10 * .989898... = 9.898989... < we CANNOT SAY this is 9 + x
Instead you need to multiply by 100:
100 * .989898... = 98.989898... = 98 + x
>
100x = 98 + x > x = 98/99
What about the following value: 1.123888...?
you STILL just need to multiply by 10!
10 * 1.123888... = 11.23888...
> well that's just
10x = 11.238 + .000888.... = 11.238 + (x  1.123)
> (notice to get .000888, we need to subtract 1.123 from the original value)
10x = 11.238  1.123 + x = 10.115 + x
>
9x = 10115/1000
>
x = 10115/9000
(again, check in google or your favorite calculator to see this is correct)
S = sum(r^i) [i = 0, i = n]
Can we find this sum? Well yes, it's actually quite simple, just multiply the series by the common ratios:
S = 1 + r + r^2 + r^3 + ... + r^(n  1) + r^n
r * S = r + r * r + r * r^3 + ... + r * r^(n  1) + r * r^n, distribution principle of multiplication
Simplifying, we get r * r = r^2, r * r^2 = r^3, r * r^(n  1) = r^n, r * r^n = r^(n + 1)
writing it out again, we get:
S = 1 + r + r^2 + ... + r^n
rS = r + r^2 + ... + r^n + r^(n + 1)
When we subtract those two EVERY TERM IN THE MIDDLE CANCELS!!! Leaving only:
S  rS = 1  r^(n + 1)
> factor out S, on the left
S(1  r) = 1  r^(n + 1)
>
S = (1  r^(n + 1)) / (1  r) or = (r^(n + 1)  1) / (r  1)
Now, since clearly .999... is the infinite geometric sum where r = .1:
.9 * sum(.1^i) (i = 1 to i = infinity)
> we can write this as first a finite sum:
.9 * (1  .1^(n + 1)) / (1  .1)
> now take the limit as n tends to infinity
lim(n > infinity) { .1^n } = 0 because.1 < 1 (basically you have 1 / 10^infinity, which is 1 / infinity which is 0)
This leaves:
.9 * 1 / (1  .1) = .9 * 1 / .9 = 1, qed
Now one might ask, is this comment just something that I (Pro) should have presented in my original case? ABSOLUTELY NOT and in fact, I DID PRESENT THIS EXACT ARGUMENT BY CITING THE FORMULA FOR AN INFINITE GEOMETRIC SERIES FROM WOLFRAM: http://mathworld.wolfram.com...
Had the voters bothered to look at my source, they would see that Wolfram PROVES THIS FORMULA. Like I said in a previous response, I need not prove that, for the particular case of .999.... = 1, the proof of a general geometric series when this has already been done and is WELL KNOWN FORMULA! THIS IS THE PURPOSE OF SOURCES PEOPLE!!!

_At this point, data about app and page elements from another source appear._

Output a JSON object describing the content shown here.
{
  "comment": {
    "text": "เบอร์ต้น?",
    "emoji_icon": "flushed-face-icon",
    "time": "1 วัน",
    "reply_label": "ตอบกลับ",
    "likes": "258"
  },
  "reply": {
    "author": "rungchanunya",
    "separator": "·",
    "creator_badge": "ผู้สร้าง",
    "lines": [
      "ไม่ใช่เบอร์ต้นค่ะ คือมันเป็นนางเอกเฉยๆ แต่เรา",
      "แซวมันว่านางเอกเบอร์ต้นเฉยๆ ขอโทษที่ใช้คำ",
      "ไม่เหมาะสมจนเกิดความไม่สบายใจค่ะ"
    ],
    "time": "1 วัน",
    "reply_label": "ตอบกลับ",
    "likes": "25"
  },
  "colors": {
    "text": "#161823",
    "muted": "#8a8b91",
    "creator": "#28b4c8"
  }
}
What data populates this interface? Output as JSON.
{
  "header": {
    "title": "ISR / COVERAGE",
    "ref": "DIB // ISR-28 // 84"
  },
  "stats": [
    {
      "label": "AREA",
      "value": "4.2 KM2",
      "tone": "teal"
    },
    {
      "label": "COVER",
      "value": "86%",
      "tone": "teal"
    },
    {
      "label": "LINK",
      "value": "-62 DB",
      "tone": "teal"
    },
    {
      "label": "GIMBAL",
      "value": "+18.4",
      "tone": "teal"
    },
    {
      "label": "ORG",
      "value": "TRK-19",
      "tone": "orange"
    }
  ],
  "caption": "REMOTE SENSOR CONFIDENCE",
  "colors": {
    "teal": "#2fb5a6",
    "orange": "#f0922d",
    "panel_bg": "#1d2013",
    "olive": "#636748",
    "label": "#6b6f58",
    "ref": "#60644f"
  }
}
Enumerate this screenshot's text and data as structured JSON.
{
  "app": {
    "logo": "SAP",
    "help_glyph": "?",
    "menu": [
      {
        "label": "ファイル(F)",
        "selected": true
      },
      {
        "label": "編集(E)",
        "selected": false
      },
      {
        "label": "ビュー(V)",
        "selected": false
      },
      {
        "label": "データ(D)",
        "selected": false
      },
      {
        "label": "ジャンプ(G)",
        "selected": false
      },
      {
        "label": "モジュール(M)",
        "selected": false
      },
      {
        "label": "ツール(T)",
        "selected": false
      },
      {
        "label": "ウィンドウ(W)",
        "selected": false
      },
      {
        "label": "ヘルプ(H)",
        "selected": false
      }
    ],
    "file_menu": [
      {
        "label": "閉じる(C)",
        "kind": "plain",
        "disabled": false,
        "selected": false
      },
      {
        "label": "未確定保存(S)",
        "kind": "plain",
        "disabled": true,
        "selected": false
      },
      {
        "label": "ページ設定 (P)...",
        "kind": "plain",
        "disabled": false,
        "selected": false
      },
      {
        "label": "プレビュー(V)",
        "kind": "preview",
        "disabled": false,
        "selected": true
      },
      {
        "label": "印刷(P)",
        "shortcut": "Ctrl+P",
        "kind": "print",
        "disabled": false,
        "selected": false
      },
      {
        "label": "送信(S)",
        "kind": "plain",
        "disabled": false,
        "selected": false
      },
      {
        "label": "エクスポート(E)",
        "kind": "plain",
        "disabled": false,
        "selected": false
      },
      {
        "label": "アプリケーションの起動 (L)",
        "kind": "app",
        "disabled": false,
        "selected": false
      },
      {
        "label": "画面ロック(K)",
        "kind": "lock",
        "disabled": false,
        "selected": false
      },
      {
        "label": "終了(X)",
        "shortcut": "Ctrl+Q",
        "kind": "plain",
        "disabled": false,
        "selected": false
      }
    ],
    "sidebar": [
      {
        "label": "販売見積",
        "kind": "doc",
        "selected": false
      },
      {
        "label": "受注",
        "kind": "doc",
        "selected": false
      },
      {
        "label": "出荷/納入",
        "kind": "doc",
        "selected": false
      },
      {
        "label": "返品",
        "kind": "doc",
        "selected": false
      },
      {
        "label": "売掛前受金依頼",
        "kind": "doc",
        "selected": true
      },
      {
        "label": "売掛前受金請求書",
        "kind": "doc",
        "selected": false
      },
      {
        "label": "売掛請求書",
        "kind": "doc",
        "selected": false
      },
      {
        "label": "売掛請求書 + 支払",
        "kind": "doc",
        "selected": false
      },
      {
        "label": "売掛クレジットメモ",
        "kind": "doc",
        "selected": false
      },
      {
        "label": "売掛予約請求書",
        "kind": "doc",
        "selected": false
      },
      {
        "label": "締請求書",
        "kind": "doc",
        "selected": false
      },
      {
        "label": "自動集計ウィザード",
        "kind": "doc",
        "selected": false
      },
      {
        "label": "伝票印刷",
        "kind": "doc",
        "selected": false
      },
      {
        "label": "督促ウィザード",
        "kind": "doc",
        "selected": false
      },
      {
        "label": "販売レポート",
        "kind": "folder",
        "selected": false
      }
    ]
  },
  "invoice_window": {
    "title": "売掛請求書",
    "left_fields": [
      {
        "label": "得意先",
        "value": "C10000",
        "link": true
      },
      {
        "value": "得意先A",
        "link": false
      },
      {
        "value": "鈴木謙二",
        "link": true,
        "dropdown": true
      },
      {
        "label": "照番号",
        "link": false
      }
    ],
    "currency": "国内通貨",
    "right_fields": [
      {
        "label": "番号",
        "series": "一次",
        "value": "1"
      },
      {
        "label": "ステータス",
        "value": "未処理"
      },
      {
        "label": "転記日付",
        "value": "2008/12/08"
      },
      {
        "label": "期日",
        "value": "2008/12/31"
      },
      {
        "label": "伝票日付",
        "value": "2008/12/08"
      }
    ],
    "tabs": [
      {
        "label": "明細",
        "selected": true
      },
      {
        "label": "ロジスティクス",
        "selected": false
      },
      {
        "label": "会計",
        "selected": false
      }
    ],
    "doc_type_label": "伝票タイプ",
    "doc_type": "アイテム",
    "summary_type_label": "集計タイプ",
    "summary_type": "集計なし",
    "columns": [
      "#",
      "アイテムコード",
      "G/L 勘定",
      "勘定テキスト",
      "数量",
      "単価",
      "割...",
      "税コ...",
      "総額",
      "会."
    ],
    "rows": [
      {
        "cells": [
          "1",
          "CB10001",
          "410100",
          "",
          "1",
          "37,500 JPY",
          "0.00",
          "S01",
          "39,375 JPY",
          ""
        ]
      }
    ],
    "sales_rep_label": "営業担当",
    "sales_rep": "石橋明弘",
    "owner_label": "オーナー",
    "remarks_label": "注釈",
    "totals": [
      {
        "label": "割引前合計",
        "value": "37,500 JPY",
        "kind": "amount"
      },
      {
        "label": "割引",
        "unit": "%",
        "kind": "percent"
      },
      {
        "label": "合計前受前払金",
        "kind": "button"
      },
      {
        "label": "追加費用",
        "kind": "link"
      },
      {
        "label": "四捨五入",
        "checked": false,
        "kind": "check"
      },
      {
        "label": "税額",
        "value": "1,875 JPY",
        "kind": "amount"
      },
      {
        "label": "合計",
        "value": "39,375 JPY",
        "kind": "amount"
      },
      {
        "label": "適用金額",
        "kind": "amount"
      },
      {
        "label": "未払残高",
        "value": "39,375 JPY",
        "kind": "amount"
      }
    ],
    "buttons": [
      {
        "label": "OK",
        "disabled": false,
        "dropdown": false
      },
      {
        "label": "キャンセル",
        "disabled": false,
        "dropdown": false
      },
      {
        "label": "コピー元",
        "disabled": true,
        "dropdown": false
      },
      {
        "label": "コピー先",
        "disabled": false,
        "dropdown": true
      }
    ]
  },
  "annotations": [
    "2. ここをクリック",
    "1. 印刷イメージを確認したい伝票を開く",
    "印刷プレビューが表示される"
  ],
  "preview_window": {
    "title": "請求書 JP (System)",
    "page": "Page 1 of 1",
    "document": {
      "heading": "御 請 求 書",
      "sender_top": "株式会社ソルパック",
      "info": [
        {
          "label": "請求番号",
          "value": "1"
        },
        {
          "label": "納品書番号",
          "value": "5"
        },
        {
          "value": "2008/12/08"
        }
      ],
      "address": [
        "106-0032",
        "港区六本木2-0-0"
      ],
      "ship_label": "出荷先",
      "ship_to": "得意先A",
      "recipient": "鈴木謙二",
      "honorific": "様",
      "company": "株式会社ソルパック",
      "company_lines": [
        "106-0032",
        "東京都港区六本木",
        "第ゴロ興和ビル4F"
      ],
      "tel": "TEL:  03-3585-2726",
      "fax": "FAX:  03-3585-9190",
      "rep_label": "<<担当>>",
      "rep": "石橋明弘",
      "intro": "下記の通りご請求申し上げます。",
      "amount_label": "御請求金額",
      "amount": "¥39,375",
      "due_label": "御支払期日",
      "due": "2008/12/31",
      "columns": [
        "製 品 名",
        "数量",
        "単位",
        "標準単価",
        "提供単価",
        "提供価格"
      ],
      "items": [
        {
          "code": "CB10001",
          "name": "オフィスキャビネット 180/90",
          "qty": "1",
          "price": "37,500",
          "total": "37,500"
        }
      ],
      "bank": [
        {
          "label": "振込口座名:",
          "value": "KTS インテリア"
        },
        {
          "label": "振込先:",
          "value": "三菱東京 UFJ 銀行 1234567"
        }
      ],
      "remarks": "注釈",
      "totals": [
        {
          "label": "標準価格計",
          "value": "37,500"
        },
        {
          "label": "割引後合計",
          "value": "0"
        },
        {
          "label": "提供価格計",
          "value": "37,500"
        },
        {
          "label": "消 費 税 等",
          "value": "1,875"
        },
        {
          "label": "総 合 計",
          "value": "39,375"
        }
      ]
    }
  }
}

The video you posted incorrectly uses this example which they use to reach a completely bull$h!t claim:
They assert you can do the following, take 0.222... and attempt to use the same reasoning (except they don't):
They make a mistake very quickly that if you failed elementary school algebra, you wouldn't catch. Assume x = 0.222..., so what does 2x equal? They say it's 2.222... TOTALLY WRONG!!! Surely you can see that:
2 * .222... = .444..., NOT 2.222...
In fact to get 2.222... you need to multiply by TEN:
x = .222... > 10x = 10 * .222... = 2.222... = 2 + .222... = 2 + x
> yields
10x = 2 + x > 9x = 2 ? x = 2/9, the absolutely correct value for .222...
_